Prof Shannon appeared yesterday, Wednesday, 28th June, before the Joint Committee on Children and Youth Affairs to discuss issues arising from the Audit of the exercise by An Garda Síochána of the Section 12 of the Child Care Act 1991.
In his opening remarks, Prof. Shannon’s commented on his hopes for a broad government response to his report:
…. what this report does demonstrates is how corrosive alcohol is, and what we see is that the biggest challenge facing society is the adverse consequences for the welfare of many children posed by alcohol. Drug and alcohol abuse, are key features of this report, and have a very damaging effect on children, and the failure by society to address alcohol as a fundamental problem, places insurmountable burdens on the child protection system, so it’s not just about Tusla or the Gardai. It’s about society, and our ambivalence to alcohol and substance misuse.”

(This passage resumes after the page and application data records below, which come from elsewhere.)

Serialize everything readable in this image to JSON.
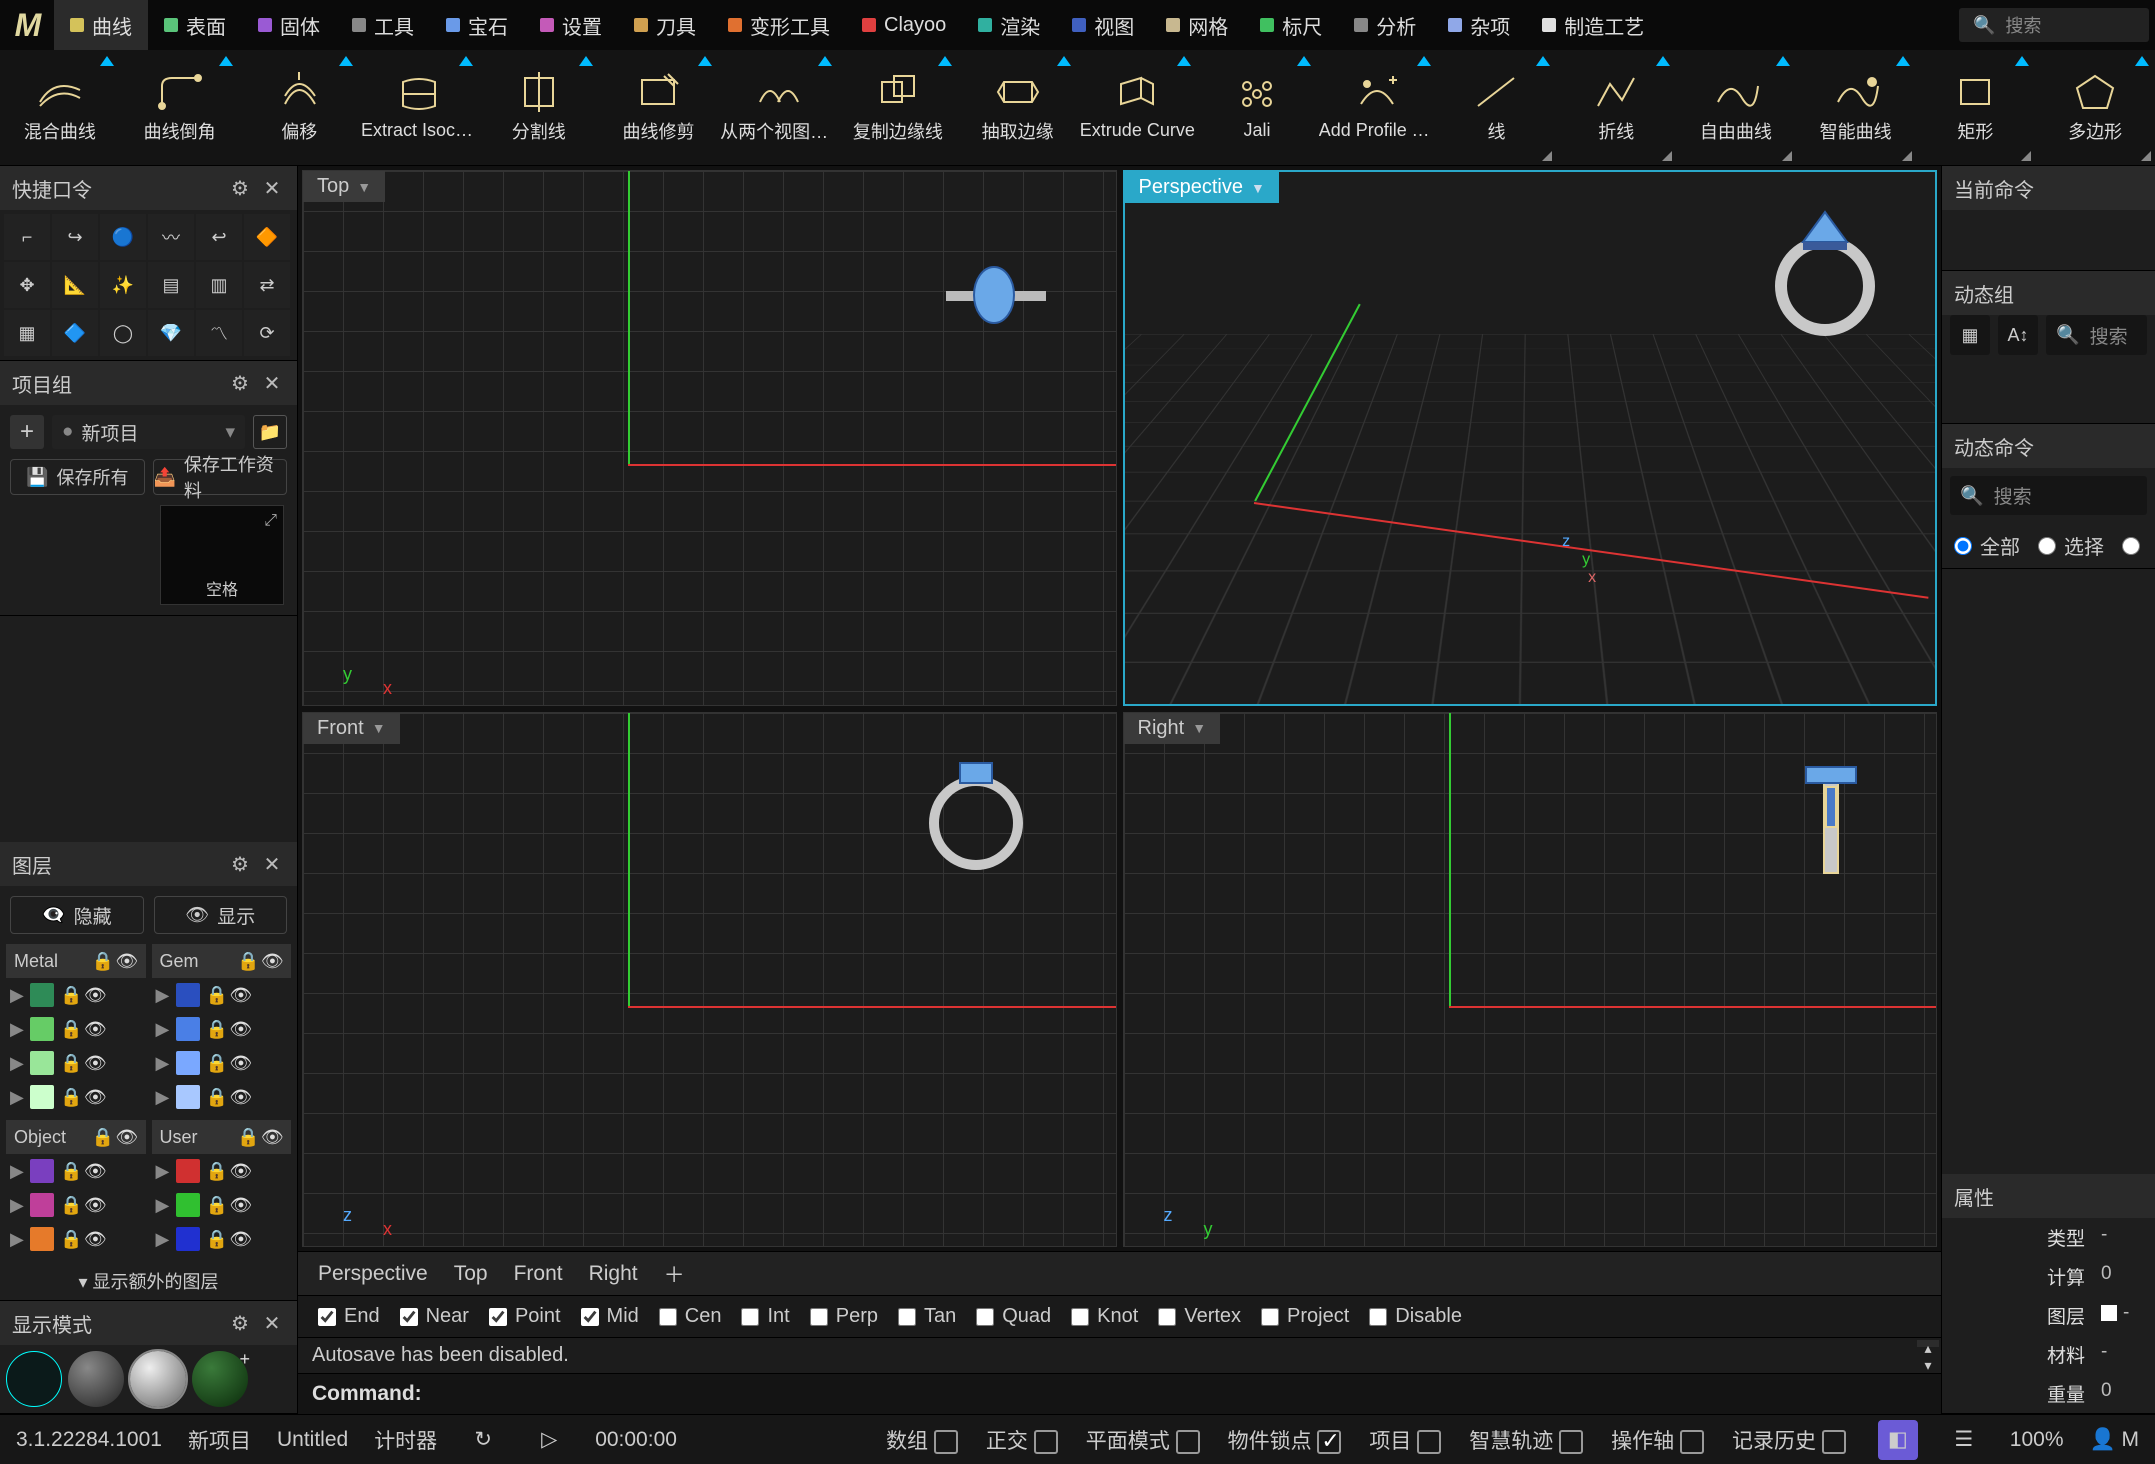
{
  "menu": {
    "items": [
      {
        "label": "曲线",
        "color": "#d4c25a",
        "active": true
      },
      {
        "label": "表面",
        "color": "#5ac47a"
      },
      {
        "label": "固体",
        "color": "#9a5ad4"
      },
      {
        "label": "工具",
        "color": "#888"
      },
      {
        "label": "宝石",
        "color": "#6a9ae8"
      },
      {
        "label": "设置",
        "color": "#c45ab8"
      },
      {
        "label": "刀具",
        "color": "#d0a050"
      },
      {
        "label": "变形工具",
        "color": "#e07030"
      },
      {
        "label": "Clayoo",
        "color": "#e04040"
      },
      {
        "label": "渲染",
        "color": "#30b0a0"
      },
      {
        "label": "视图",
        "color": "#4060c0"
      },
      {
        "label": "网格",
        "color": "#c8b890"
      },
      {
        "label": "标尺",
        "color": "#40c060"
      },
      {
        "label": "分析",
        "color": "#888"
      },
      {
        "label": "杂项",
        "color": "#90a8e8"
      },
      {
        "label": "制造工艺",
        "color": "#e0e0e0"
      }
    ],
    "search_placeholder": "搜索"
  },
  "ribbon": [
    {
      "label": "混合曲线"
    },
    {
      "label": "曲线倒角"
    },
    {
      "label": "偏移"
    },
    {
      "label": "Extract Isocurve Fr..."
    },
    {
      "label": "分割线"
    },
    {
      "label": "曲线修剪"
    },
    {
      "label": "从两个视图的曲线"
    },
    {
      "label": "复制边缘线"
    },
    {
      "label": "抽取边缘"
    },
    {
      "label": "Extrude Curve"
    },
    {
      "label": "Jali"
    },
    {
      "label": "Add Profile To Libr..."
    },
    {
      "label": "线",
      "corner": true
    },
    {
      "label": "折线",
      "corner": true
    },
    {
      "label": "自由曲线",
      "corner": true
    },
    {
      "label": "智能曲线",
      "corner": true
    },
    {
      "label": "矩形",
      "corner": true
    },
    {
      "label": "多边形",
      "corner": true
    }
  ],
  "left": {
    "quick_title": "快捷口令",
    "project_title": "项目组",
    "new_project": "新项目",
    "save_all": "保存所有",
    "save_work": "保存工作资料",
    "thumb_label": "空格",
    "layers_title": "图层",
    "hide": "隐藏",
    "show": "显示",
    "metal": "Metal",
    "gem": "Gem",
    "object": "Object",
    "user": "User",
    "metal_colors": [
      "#2e8b57",
      "#66cc66",
      "#99e699",
      "#ccffcc"
    ],
    "gem_colors": [
      "#2a4fbf",
      "#4a7fe6",
      "#7aa8ff",
      "#a8c8ff"
    ],
    "object_colors": [
      "#7a3fbf",
      "#bf3f9a",
      "#e67a2a"
    ],
    "user_colors": [
      "#d03030",
      "#30c030",
      "#2030d0"
    ],
    "show_more": "显示额外的图层",
    "display_title": "显示模式"
  },
  "viewports": {
    "top": "Top",
    "perspective": "Perspective",
    "front": "Front",
    "right": "Right",
    "tabs": [
      "Perspective",
      "Top",
      "Front",
      "Right"
    ],
    "snaps": [
      {
        "label": "End",
        "on": true
      },
      {
        "label": "Near",
        "on": true
      },
      {
        "label": "Point",
        "on": true
      },
      {
        "label": "Mid",
        "on": true
      },
      {
        "label": "Cen",
        "on": false
      },
      {
        "label": "Int",
        "on": false
      },
      {
        "label": "Perp",
        "on": false
      },
      {
        "label": "Tan",
        "on": false
      },
      {
        "label": "Quad",
        "on": false
      },
      {
        "label": "Knot",
        "on": false
      },
      {
        "label": "Vertex",
        "on": false
      },
      {
        "label": "Project",
        "on": false
      },
      {
        "label": "Disable",
        "on": false
      }
    ],
    "log": "Autosave has been disabled.",
    "cmd_label": "Command:"
  },
  "right": {
    "current_cmd": "当前命令",
    "dyn_group": "动态组",
    "search": "搜索",
    "dyn_cmd": "动态命令",
    "all": "全部",
    "select": "选择",
    "props_title": "属性",
    "props": [
      {
        "k": "类型",
        "v": "-"
      },
      {
        "k": "计算",
        "v": "0"
      },
      {
        "k": "图层",
        "v": "-"
      },
      {
        "k": "材料",
        "v": "-"
      },
      {
        "k": "重量",
        "v": "0"
      }
    ]
  },
  "status": {
    "version": "3.1.22284.1001",
    "new": "新项目",
    "file": "Untitled",
    "timer": "计时器",
    "time": "00:00:00",
    "items": [
      {
        "label": "数组",
        "on": false
      },
      {
        "label": "正交",
        "on": false
      },
      {
        "label": "平面模式",
        "on": false
      },
      {
        "label": "物件锁点",
        "on": true
      },
      {
        "label": "项目",
        "on": false
      },
      {
        "label": "智慧轨迹",
        "on": false
      },
      {
        "label": "操作轴",
        "on": false
      },
      {
        "label": "记录历史",
        "on": false
      }
    ],
    "zoom": "100%",
    "user": "M"
  }
}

The audit highlighted numerous cases, where it was evident that alcohol abuse was a significant factor. Additionally, the audit also reported individual cases where the child removed were themselves under the influence of alcohol.
Reacting to Prof Shannon’s contribution, AHA Chair, Prof Frank Murray said: “These disturbing findings further highlight the impact of alcohol related harms on our children, and the need to implement measures that can protect children from such harms. We support Prof Geoffrey Shannon’s call for the Government to ‘step up to the plate’ in terms of taking on vested interests and saying ‘enough is enough’. Children deserve to be protected and that is the job of legislators”.

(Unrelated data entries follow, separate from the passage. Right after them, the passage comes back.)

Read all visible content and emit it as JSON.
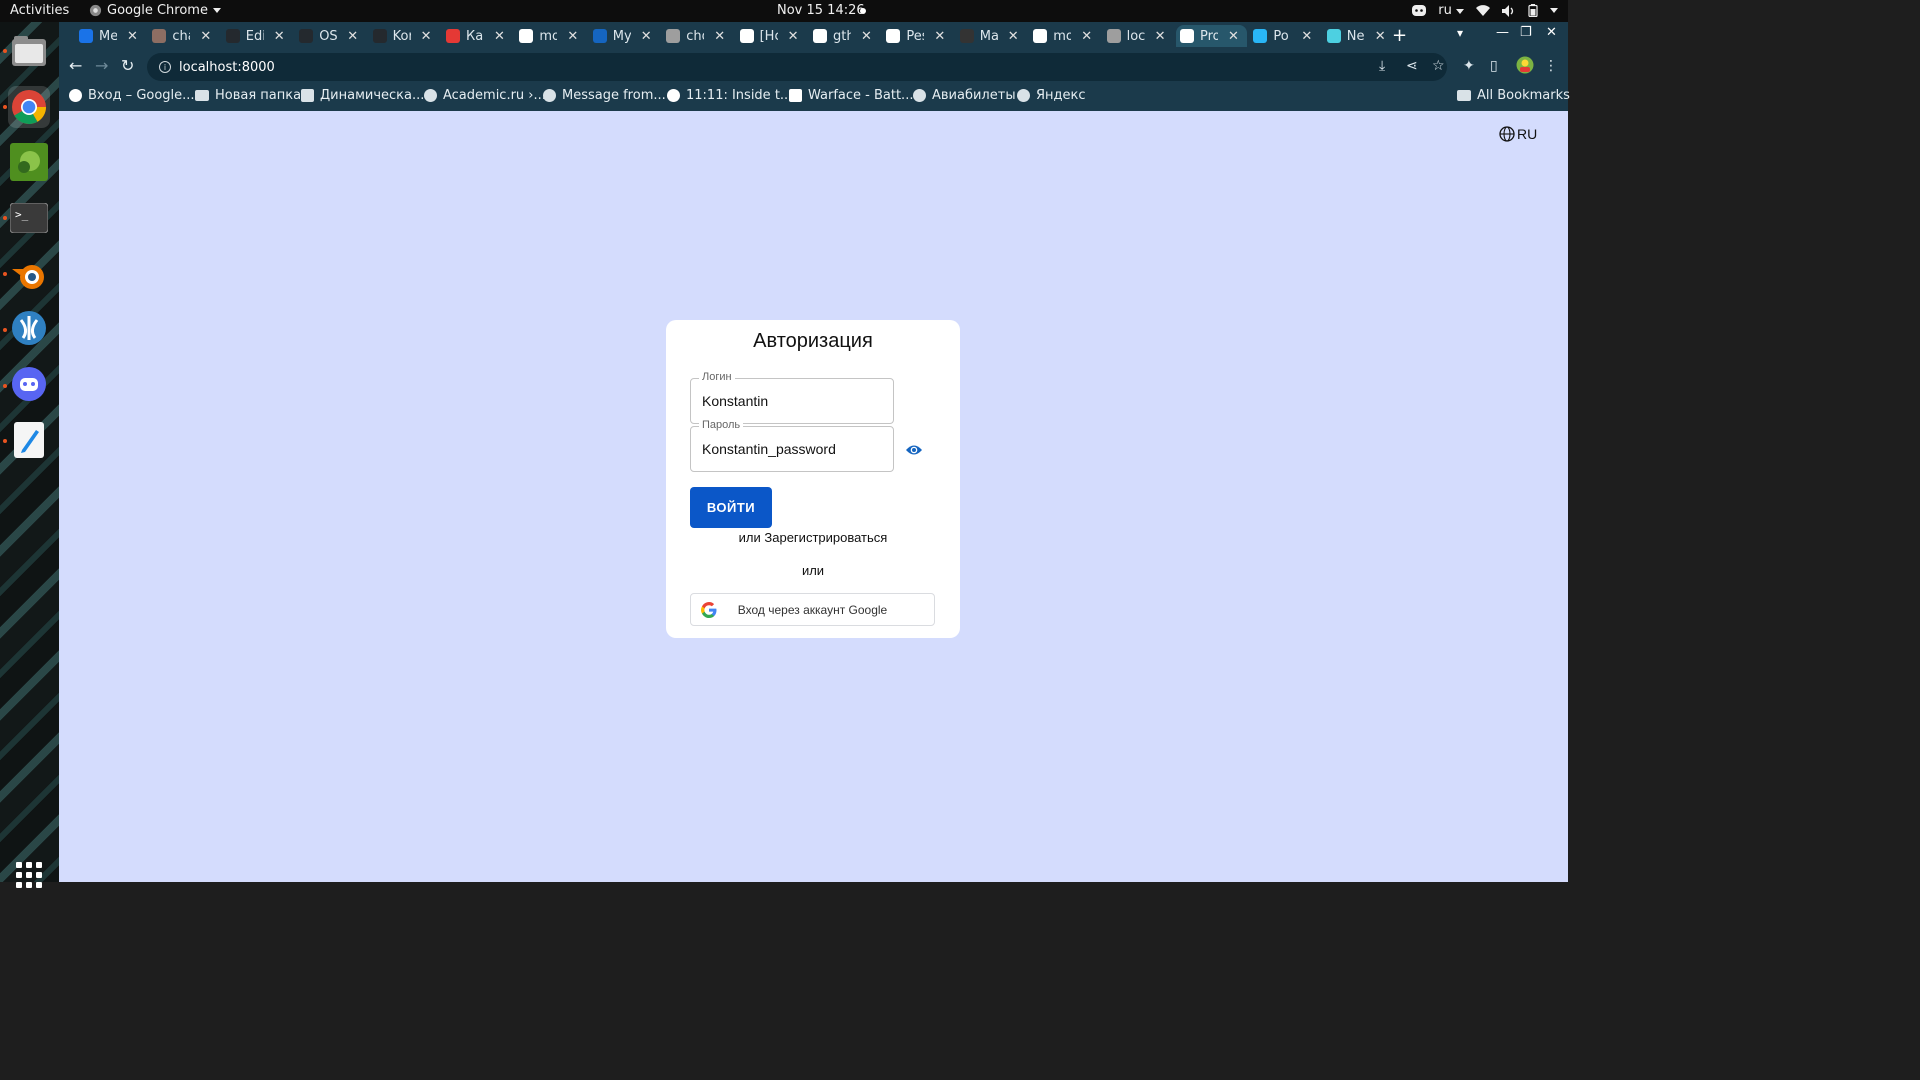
{
  "topbar": {
    "activities": "Activities",
    "app_name": "Google Chrome",
    "clock": "Nov 15  14:26",
    "keyboard_layout": "ru"
  },
  "dock": {
    "items": [
      "files-icon",
      "chrome-icon",
      "image-viewer-icon",
      "terminal-icon",
      "blender-icon",
      "vscodium-icon",
      "discord-icon",
      "text-editor-icon"
    ]
  },
  "browser": {
    "tabs": [
      {
        "title": "Me",
        "favicon_color": "#1a73e8"
      },
      {
        "title": "cha",
        "favicon_color": "#8d6e63"
      },
      {
        "title": "Edi",
        "favicon_color": "#24292e"
      },
      {
        "title": "OSI",
        "favicon_color": "#24292e"
      },
      {
        "title": "Kor",
        "favicon_color": "#24292e"
      },
      {
        "title": "Как",
        "favicon_color": "#e53935"
      },
      {
        "title": "mo",
        "favicon_color": "#ffffff"
      },
      {
        "title": "My",
        "favicon_color": "#1565c0"
      },
      {
        "title": "cho",
        "favicon_color": "#9e9e9e"
      },
      {
        "title": "[Hc",
        "favicon_color": "#ffffff"
      },
      {
        "title": "gth",
        "favicon_color": "#ffffff"
      },
      {
        "title": "Pes",
        "favicon_color": "#ffffff"
      },
      {
        "title": "Ma",
        "favicon_color": "#333333"
      },
      {
        "title": "mo",
        "favicon_color": "#ffffff"
      },
      {
        "title": "loc",
        "favicon_color": "#9e9e9e"
      },
      {
        "title": "Pro",
        "favicon_color": "#ffffff"
      },
      {
        "title": "Po",
        "favicon_color": "#29b6f6"
      },
      {
        "title": "Ne",
        "favicon_color": "#4dd0e1"
      }
    ],
    "url": "localhost:8000",
    "bookmarks": [
      "Вход – Google...",
      "Новая папка",
      "Динамическа...",
      "Academic.ru ›...",
      "Message from...",
      "11:11: Inside t...",
      "Warface - Batt...",
      "Авиабилеты",
      "Яндекс"
    ],
    "all_bookmarks": "All Bookmarks"
  },
  "page": {
    "language": "RU",
    "title": "Авторизация",
    "login": {
      "label": "Логин",
      "value": "Konstantin"
    },
    "password": {
      "label": "Пароль",
      "value": "Konstantin_password"
    },
    "submit_label": "ВОЙТИ",
    "register_text": "или Зарегистрироваться",
    "or_text": "или",
    "google_label": "Вход через аккаунт Google",
    "accent_color": "#0b57c8",
    "background_color": "#d4dcfd"
  }
}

It is our strong belief that the measures within the Public Health (Alcohol) Bill, when taken together, will provide a reasonable, pragmatic means to achieving the ambition of this progressive public health initiative – namely to protect children, to ease the pressure on our health services and make for a healthier and more productive society for everyone” Prof Murray said.
For over 500 days the Public Health (Alcohol) Bill – a progressive piece of legislation designed to significantly and positively alter Ireland’s harmful relationship with alcohol – has languished in the Oireachtas and faced inordinate delay.
The Bill contains a range of measures designed to work together to reduce alcohol consumption in Ireland so reducing alcohol related harm. It will protect children, families and communities from alcohol related harms and create an environment that supports a low risk approach to individual consumption.